[Problem to work on]
Out of the entries that follow, copy each line containing "stats".

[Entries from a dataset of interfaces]
● ● ● ●

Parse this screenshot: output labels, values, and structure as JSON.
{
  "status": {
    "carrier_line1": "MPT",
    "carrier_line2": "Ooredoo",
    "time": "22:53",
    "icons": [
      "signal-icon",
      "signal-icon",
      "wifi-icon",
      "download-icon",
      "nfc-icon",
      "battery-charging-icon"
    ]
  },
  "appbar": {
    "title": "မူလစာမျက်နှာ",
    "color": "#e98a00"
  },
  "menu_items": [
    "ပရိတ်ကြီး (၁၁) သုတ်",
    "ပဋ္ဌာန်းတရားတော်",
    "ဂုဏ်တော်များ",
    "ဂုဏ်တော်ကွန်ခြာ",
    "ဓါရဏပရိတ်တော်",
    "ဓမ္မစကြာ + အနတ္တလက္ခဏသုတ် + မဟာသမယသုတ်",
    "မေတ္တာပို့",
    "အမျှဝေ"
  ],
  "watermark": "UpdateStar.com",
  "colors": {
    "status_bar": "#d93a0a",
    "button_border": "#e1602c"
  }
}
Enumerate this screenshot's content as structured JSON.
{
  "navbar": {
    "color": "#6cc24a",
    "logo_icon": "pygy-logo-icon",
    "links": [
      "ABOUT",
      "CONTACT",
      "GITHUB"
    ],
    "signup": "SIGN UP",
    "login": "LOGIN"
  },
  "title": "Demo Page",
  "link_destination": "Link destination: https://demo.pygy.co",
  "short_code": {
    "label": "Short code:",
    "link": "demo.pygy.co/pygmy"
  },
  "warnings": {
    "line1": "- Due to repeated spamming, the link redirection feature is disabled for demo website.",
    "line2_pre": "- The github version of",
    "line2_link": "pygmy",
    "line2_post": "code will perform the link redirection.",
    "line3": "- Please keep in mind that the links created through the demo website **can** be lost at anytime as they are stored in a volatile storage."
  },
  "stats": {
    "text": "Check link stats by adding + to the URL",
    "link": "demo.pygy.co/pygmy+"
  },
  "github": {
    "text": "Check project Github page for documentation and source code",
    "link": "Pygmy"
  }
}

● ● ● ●

[Answer area]
  "stats": {
    "text": "Check link stats by adding + to the URL",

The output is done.